===== Records for this exercise =====
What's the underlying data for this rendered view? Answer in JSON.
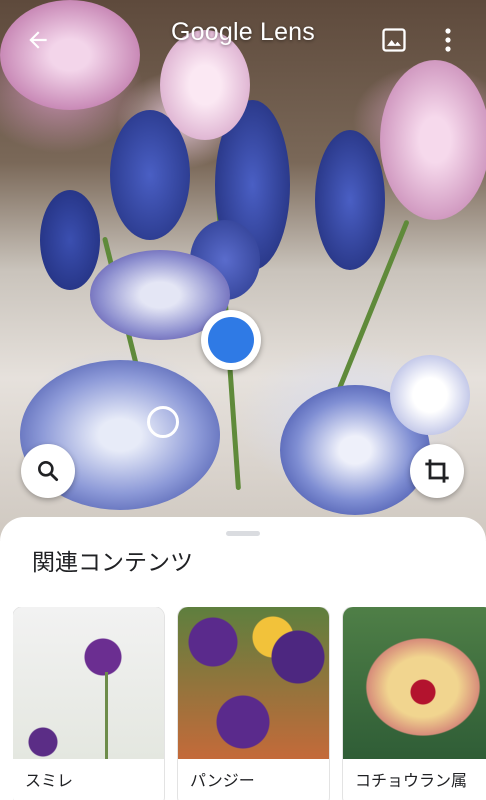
{
  "header": {
    "title": "Google Lens",
    "back_icon": "arrow-back-icon",
    "gallery_icon": "image-gallery-icon",
    "more_icon": "more-vert-icon"
  },
  "viewfinder": {
    "search_icon": "search-icon",
    "crop_icon": "crop-icon",
    "accent_color": "#2f7ae5"
  },
  "sheet": {
    "title": "関連コンテンツ",
    "results": [
      {
        "label": "スミレ"
      },
      {
        "label": "パンジー"
      },
      {
        "label": "コチョウラン属"
      }
    ]
  }
}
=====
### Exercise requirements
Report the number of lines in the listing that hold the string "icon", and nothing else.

### Problem solution
5